A DC-10-10 airliner modified for aerial firefighting is making a spectacular debut at this year’s show. The DC-10 Super Tanker dumps 7,000 U.S. gallons of water in only eight seconds along the airshow flightline, from a series of external tanks mounted along the centerline (see picture page 1).
Quietly developed over the past two years by private U.S. investors, the capability could be a crucial counter to devastating wildfires such as those that ravaged southern France and the western U.S. last year.
The 10 Tanker STC company is a joint venture between the principals of Omni Air International, a U.S.-certificated carrier already operating DC-10s, and Cargo Conversions, owned by Rick Hatton. The joint venture hopes to achieve Federal Aviation Administration certification (inclusive of FAR 36 Stage III noise compliance) in July. The tank installation and flight tests have been taking place at Victorville Airport, the former George Air Force Base at the edge of the Mojave Desert in southern California.
Hatton told Aviation International News that the water dump system uses the computerized gravity-feed system favored by the U.S. Forest Service. The drop rate is controlled from the cockpit and is governed by the extent to which the tank doors are opened. It can be adjusted to meet the requirements of firefighters on the ground: the maximum drop is 12,000 U.S. gallons at a rate of 1,500 gallons per second. “Essentially, we’ve taken the system that was proven by Erickson Air-Crane on its S-64 helicopter and scaled it up for the DC-10,” he said.
The aircraft has an operational radius of 500 nm when fully loaded and a ferry range of 3,000 nm. In an area the size of the U.S. or Australia, five aircraft could be positioned so that any fire could be reached within one hour. The tanks can be refilled on the ramp in eight seconds.
Airshow rules limit the drop height here to 300 feet, but this can be as low as 150 feet at a speed of 142 knots, “providing excellent maneuverability, stall margin, and pullout capability,” according to Hatton.
The flying qualities have been tested in a simulator, as well as on this airplane and a DC-10 freighter at “significantly higher weights than the Super Tanker will operate,” he added.

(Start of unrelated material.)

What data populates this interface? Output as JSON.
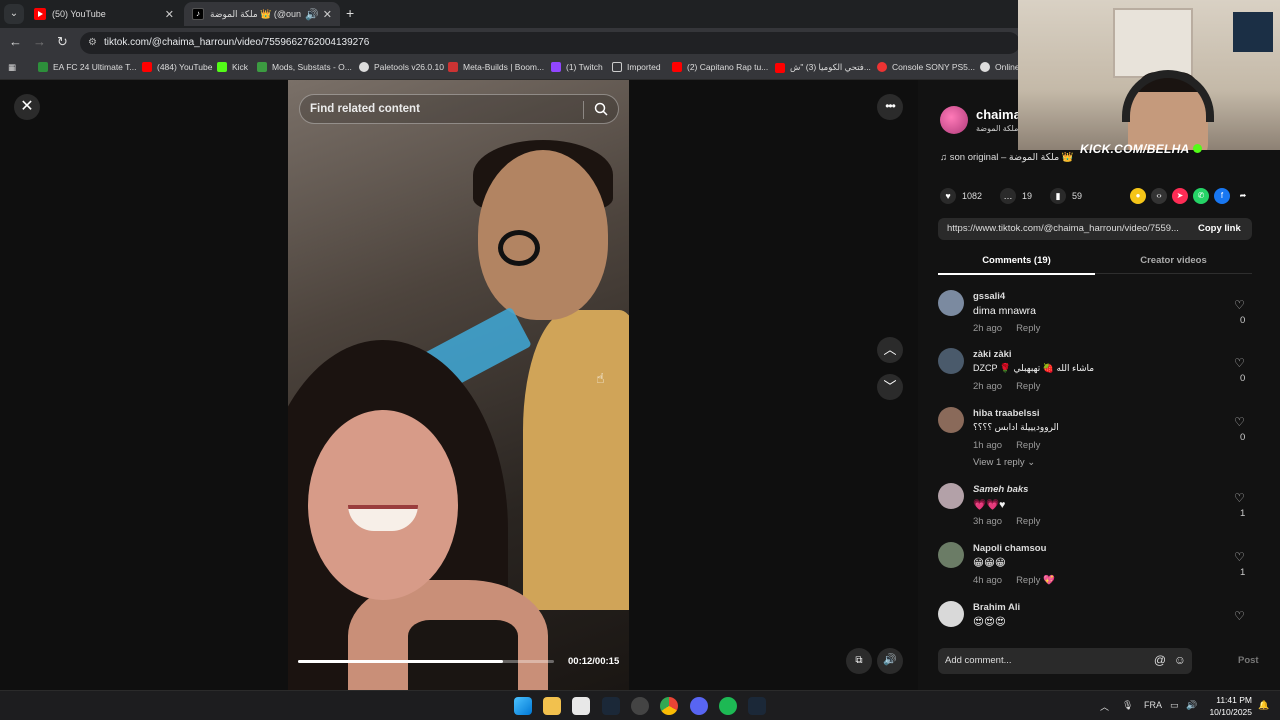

After certification, 10 Tanker intends to offer the firefighting service itself, and Hatton sees an initial market for multiple aircraft. The company will perform aerial demonstration drops here at approximately 3.30 p.m. from today until Thursday.